Committee Reports

Recommendations to the Trump Administration Regarding the Consideration of Foreign Law by Courts in the United States
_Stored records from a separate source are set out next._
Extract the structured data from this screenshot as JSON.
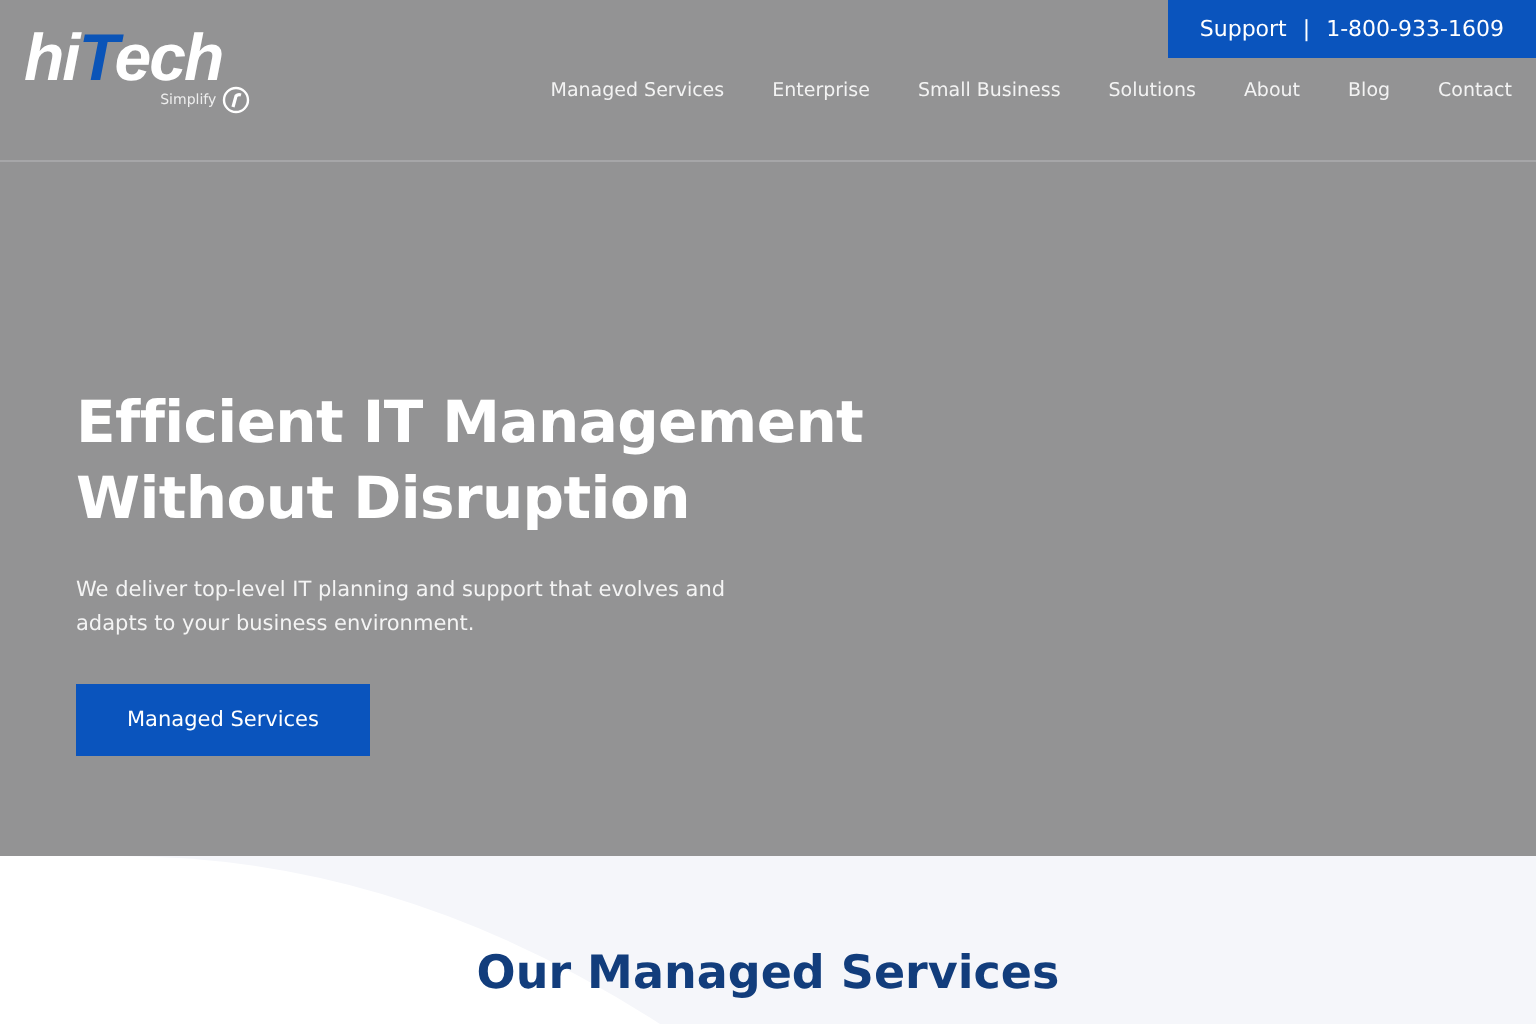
{
  "logo": {
    "text_start": "hi",
    "text_accent": "T",
    "text_end": "ech",
    "tagline": "Simplify"
  },
  "support": {
    "label": "Support",
    "separator": "|",
    "phone": "1-800-933-1609"
  },
  "nav": [
    {
      "label": "Managed Services"
    },
    {
      "label": "Enterprise"
    },
    {
      "label": "Small Business"
    },
    {
      "label": "Solutions"
    },
    {
      "label": "About"
    },
    {
      "label": "Blog"
    },
    {
      "label": "Contact"
    }
  ],
  "hero": {
    "title_line_1": "Efficient IT Management",
    "title_line_2": "Without Disruption",
    "text": "We deliver top-level IT planning and support that evolves and adapts to your business environment.",
    "button": "Managed Services"
  },
  "section": {
    "title": "Our Managed Services"
  }
}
The Foreign and Comparative Law Committee (Maria M. Patterson, Chair) raised concerns over efforts to prohibit or impede courts – through legislation or judicial litmus tests – from considering or applying foreign, international or Sharia law. Such efforts are unconstitutional, unwise and unworkable, and have almost universally been the result of poor legal scholarship driven by Islamophobia.  Courts in this country have long considered, debated and applied foreign law, whether in reference to the interpretation of our Constitution, as selected by contractual parties to govern their contracts or otherwise. Courts have also applied international law in the form of treaties or international conventions to which the United States is a party. The overarching principle in our law and in all our courts is to support the freedom to contract and apply non-U.S. law as the parties deem appropriate. Thus, to interfere with the established functioning of the courts is unnecessary and a dangerous interference with our Constitution and the personal lives and commercial interests of our citizens.